Maya (formerly Trundoe) is one of 39 dogs (plus 1 cat) who were removed from a Tucson home in 2020. It was on the news.
When the dogs arrived at the animal shelter, they were dirty, matted, and probably hungry. Some had worn down teeth caused by chewing on their metal crates. At least one had serious eye problems. After being washed, shaved, spayed, neutered, and microchipped (and some teeth pulled), they were all put up for adoption.
The house was ultimately condemned.
I’d been looking for a dog. One day, the shelter called and said they might have a good match. “She’s small and cute,” they said. I’d wanted a medium-sized dog, but I decided to meet her anyway. Best decision of my life.
At the shelter, I sat on a couch and waited for Maya to be brought in to meet me. “She didn’t really want to be put on the leash, so go slow,” the animal care technician told me. Maya promptly jumped up on the couch, held out her paw, and coyly placed it on my hand as if to ask, “Do you come here often?” My preconceived notions about small dogs flew out the window. This one was a keeper. I brought her home the following day. Here she is that day:
It took her a bit of time to adjust. For weeks, she did little but hide under my bed. But she’s a different dog now. She’s gained 4 pounds (a good weight for her, up from her initial 12) and has now learned to walk on a leash, sit, and stay (all of which she didn’t seem to know how to do when I first got her). Sometimes she’ll even perform the combo sit/stay, but only when she’s in the right mood.
She now responds appropriately to “treat,” “food,” “bed,” “couch,” “go home,” and “inside,” so I have to assume she’s a language genius. Although it’s true that she usually plays dumb when I say “come here,” I know she understands me. How can I possibly know that? A BFF can always tell.

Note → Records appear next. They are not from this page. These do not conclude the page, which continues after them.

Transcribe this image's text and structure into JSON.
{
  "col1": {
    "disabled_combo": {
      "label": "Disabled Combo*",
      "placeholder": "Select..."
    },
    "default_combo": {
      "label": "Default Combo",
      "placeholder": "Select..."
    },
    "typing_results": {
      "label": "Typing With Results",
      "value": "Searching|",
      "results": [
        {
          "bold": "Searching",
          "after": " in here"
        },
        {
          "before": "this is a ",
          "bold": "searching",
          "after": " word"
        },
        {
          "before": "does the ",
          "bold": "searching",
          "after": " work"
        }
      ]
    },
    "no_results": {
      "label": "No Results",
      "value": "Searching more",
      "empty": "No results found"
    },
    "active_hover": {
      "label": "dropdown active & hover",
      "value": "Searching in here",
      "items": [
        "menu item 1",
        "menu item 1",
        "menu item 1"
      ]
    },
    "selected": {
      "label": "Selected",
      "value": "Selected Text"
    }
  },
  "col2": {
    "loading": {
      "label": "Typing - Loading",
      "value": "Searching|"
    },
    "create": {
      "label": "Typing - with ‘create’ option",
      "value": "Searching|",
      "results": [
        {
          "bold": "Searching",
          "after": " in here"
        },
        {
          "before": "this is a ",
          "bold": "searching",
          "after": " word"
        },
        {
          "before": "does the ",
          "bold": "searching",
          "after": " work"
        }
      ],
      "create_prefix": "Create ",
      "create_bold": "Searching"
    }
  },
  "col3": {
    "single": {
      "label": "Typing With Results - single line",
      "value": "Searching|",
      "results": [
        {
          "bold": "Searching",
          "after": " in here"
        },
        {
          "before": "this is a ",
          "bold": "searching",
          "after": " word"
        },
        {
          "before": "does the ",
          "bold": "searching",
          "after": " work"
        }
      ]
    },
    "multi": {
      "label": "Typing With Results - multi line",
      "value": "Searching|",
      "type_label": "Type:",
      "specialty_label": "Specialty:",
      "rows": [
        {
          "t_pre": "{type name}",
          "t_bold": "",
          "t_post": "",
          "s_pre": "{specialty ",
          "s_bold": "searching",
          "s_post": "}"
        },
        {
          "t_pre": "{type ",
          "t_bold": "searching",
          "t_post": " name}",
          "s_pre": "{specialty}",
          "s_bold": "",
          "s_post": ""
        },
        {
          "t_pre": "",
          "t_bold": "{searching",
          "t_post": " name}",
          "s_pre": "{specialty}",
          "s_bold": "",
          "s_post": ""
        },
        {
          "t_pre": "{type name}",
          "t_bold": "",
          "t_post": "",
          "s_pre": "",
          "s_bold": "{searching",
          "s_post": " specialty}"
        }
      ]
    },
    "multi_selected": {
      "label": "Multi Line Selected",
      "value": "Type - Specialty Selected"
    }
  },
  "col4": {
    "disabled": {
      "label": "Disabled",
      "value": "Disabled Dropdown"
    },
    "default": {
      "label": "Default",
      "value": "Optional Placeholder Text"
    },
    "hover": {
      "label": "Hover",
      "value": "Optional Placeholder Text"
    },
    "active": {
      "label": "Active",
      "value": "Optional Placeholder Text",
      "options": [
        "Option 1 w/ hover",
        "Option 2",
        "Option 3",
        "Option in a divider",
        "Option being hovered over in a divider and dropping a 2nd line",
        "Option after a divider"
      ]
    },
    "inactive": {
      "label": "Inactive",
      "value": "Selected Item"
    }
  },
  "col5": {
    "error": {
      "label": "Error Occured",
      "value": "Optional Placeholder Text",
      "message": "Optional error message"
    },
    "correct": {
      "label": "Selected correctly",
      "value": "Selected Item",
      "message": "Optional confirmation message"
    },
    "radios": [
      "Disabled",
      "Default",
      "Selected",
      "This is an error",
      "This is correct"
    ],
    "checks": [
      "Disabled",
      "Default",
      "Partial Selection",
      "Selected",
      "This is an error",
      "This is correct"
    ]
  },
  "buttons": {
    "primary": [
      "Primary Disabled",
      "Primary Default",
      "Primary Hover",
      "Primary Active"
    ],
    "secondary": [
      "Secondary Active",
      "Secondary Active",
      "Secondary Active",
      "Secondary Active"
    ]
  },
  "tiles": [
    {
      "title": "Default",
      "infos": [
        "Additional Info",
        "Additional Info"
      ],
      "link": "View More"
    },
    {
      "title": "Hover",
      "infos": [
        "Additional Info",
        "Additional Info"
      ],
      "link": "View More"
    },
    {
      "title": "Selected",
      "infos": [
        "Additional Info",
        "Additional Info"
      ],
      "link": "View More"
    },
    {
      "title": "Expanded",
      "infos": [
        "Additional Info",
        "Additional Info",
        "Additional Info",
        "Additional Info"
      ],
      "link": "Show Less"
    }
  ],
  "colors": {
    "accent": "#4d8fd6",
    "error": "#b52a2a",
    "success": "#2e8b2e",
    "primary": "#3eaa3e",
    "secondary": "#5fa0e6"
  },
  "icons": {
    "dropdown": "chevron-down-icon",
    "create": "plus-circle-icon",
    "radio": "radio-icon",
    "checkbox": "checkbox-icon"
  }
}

She still likes to hide under my bed, where she’s ripped my brand-new wool rug to shreds – but only under the bed where nobody will notice except me. (She’s a very thoughtful dog.)
And speaking of thoughtful, she observes me from a distance while I prepare her morning meal, only chowing down after I’ve started in on my own breakfast.
Maya is a night owl, napping during the day but preferring to go for walks after sunset. Her favorite thing to do in the dark is waking me up at 4 a.m with a vigorous shake of her tags. This morning it was 3 a.m. What was I saying before about her being thoughtful?
She doesn’t seem to know what toys are for, but she will chase blueberries that I roll across the floor to her. I think we’ll graduate to large blueberries next, and then perhaps cherry tomatoes. Maybe she’ll be ready for tennis balls someday.
She cried loudly the first time she rode in a car with me, convincing me that it was her maiden voyage, but she soon became my quiet, patient travel buddy as we made our epic move across 2,800 miles of highway from Arizona to New York two years ago. She never slept a wink in the car – she just stared at the back of her seat, occasionally giving me a nervous, sideways glance as if to ask, “Are we there yet?”
Her face is very expressive. She has her “I need to go out” stare, her “it’s bedtime” gaze, her “aren’t you forgetting my treat,” look, and that adorably crooked smile when she’s really enjoyed her meal.
Oh yes, she definitely smiles. I swear she even laughs! Silently, of course. And sometimes, if I’m lucky, I’ll hear her softly grunting with satisfaction as she gently removes a treat from my hand and goes scampering away with it.
Maya’s recent DNA results revealed that she’s mostly Chihuahua, poodle, and miniature Schnauzer, with 6 other breeds thrown in. But the best part about having her DNA tested was that I found a close relative – her sister (or possibly her mother), whose adoptive name is Sadie Nella Mae M’Lady Moonbeam Marshmallow Huffington (a.k.a. Say-Say). They’re a 50% match. It’s been fun comparing notes with Say-Say’s human. Both dogs are shy, sweet, nocturnal hiders-under-beds who love cuddles and treats.
And now it’s time to take Maya for her birthday walk, if I can get her to “come here.” Happy birthday, Maya, and many more!!